Mau’s life-changing power of music
Hip hop artist Patrick Mau, known as Mau Power, has shared his music all over the world, but it was at home in the Torres Strait Islands where he discovered its true impact.
At GC2018, Mau will perform on the Festival 2018 Queensland Music Stage, presenting a fusion of traditional Torres Strait Islands dancers and contemporary music.
Through his music, Mau’s on a mission to cross cultural boundaries, connect people and inspire and empower the next generation.
His Aria award-winning musician and grandfather, Seaman Dan, introduced him to music.
When Mau was seven, he would watch his grandfather perform and record his albums, attributing his love of music to those early years on Thursday Island.
“I grew up around music, it’s part of my culture, music and dance,” he told GC2018.com.
“My grandfather invited me into the recording studio, he was recording his first album at the time, Follow the Sun.
“I remember going in there and that’s when I knew music would be part of my life.
“It changed my life and music has just been who I am ever since.”
Mau is a strong believer in the unparalleled power of music to connect cultures and he uses music as a way to share the story of the Torres Strait Islands.
His vision, for his music and the work he does with local communities, is to connect cultures.
“We need to get the Torres Strait story of culture out, through music, out to the rest of the world to be able to have an understanding of the culture and what we do,” he said.
“You know, when people speak about Indigenous people from Australia, they say ‘Aboriginal and Torres Strait Islander’ without knowing or understanding the layers and concepts.
“Even though we are all similar, through the stories you’re able to learn about a culture.
“That’s the ultimate goal, to be able to have that understanding so when you speak about cultures, you have a contextual background of what you’re talking about and you can connect on that level.
“To really know the Torres Strait story and have a better understanding of the identity of the Torres Strait Islands is what really comes through the music and the stories.
“It’s the great emotional life, everyone feels music.”
Mau is the first rapper from the Torres Strait Islands to break into the international music scene.
“When I started out, my communication to the outside world was very minimal outside the region, but music became a great avenue to get out there,” he said.
“The whole journey has been more of a discovery journey.
“At the beginning you’re not focussed on making a name or creating a brand, it’s just about being able to be a creative and having opportunities to record the story and the song.
“It’s about getting out there and being known, not only from an artist perspective but where I come from and the community I represent.
“As time goes by, you find a voice and people start connecting with the music and it becomes something more.
“It’s a journey I would never change and it’s made me grow personally.”
Mau’s success has taken him all over the world, recently touring in London and Guam.
His music reverberates strength and confidence, but when faced with doubts, he focusses on how challenges will help him, and his music, grow.
“You always doubt yourself,” he said.
“It happens regularly, every time you move to a different level in your career, whether it’s production or performances.
“Right now this is a whole new level.
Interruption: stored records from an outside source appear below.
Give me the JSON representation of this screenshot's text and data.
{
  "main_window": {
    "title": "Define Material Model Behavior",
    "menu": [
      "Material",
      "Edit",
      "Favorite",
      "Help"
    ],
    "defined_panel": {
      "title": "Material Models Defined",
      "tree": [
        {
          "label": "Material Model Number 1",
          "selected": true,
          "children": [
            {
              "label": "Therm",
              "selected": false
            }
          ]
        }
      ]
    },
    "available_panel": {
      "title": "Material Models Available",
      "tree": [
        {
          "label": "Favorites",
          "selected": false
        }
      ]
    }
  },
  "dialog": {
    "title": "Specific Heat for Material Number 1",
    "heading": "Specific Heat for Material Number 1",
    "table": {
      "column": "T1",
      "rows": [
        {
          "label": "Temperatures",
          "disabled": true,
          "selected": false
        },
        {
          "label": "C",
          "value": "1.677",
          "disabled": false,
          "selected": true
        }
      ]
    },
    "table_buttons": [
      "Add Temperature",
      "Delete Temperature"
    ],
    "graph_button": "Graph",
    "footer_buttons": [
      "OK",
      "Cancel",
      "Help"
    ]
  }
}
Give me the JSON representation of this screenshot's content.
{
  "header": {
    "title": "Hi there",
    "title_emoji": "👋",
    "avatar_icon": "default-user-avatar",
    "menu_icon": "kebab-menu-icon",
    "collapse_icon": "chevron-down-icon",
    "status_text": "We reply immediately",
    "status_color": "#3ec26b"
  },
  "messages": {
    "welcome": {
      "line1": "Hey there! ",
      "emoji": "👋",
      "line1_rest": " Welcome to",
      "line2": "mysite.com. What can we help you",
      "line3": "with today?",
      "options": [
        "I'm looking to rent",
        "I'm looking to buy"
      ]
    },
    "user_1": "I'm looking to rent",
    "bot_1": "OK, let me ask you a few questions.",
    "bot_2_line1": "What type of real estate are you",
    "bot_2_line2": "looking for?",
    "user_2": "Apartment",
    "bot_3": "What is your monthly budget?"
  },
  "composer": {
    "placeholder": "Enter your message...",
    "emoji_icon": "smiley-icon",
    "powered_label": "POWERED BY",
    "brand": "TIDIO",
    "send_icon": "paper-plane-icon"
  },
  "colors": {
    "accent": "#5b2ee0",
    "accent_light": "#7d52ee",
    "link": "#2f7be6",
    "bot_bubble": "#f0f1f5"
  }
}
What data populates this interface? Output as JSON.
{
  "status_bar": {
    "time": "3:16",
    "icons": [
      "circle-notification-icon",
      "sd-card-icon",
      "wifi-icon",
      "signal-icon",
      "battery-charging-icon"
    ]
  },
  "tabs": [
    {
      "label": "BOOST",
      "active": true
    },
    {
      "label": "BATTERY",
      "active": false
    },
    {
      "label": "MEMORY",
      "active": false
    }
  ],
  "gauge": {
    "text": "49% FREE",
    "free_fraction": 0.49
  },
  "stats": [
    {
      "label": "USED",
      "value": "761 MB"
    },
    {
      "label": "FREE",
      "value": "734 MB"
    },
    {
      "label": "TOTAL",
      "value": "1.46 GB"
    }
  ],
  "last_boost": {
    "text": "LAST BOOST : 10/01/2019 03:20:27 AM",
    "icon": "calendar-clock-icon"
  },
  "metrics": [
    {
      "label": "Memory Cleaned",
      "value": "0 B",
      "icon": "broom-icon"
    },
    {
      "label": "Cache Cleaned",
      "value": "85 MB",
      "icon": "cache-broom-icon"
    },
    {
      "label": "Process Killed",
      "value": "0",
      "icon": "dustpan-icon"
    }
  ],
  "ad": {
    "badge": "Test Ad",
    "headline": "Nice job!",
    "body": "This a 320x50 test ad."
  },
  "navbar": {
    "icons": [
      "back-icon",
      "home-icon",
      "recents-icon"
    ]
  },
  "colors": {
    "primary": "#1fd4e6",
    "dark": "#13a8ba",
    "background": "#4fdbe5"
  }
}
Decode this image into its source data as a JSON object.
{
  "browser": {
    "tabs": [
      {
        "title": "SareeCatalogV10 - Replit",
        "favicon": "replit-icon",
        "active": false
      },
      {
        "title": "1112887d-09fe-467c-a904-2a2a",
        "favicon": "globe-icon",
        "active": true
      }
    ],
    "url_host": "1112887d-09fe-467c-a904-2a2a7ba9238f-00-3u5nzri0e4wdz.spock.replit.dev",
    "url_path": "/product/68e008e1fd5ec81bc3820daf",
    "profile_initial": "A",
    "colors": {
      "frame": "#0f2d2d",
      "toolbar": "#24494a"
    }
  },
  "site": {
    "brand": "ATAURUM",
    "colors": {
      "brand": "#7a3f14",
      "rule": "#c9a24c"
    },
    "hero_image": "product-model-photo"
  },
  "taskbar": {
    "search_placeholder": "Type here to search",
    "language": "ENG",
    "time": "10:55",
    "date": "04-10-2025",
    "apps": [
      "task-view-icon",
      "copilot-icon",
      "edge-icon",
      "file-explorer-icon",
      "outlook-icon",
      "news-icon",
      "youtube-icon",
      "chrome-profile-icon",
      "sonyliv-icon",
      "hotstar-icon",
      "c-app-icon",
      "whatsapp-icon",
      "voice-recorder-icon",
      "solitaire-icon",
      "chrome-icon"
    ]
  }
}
I could never foresee that this would ever happen, but now it is.
“I like to look at challenges as the growth period. If there are no challenges, people don’t grow and we can’t really know what our full capabilities are unless we are tested.
“Even if the test is just to reconfirm to yourself that you have chosen the path and now you have to be able to commit to everything that comes to it.”
When he isn’t touring, Mau spends much of his time travelling and working with young artists.
His work is guided by two themes that he’ll be sharing with audiences at Festival 2018.
“Inspire and empower, that’s what it’s all about," he said.
“The world is full of a lot of un-empowering and uninspiring and negative things, you want to be the one to inject it with positivity and be able to show that from remote communities in Australia, you are still able to have a voice and you’re able to share that around the world.”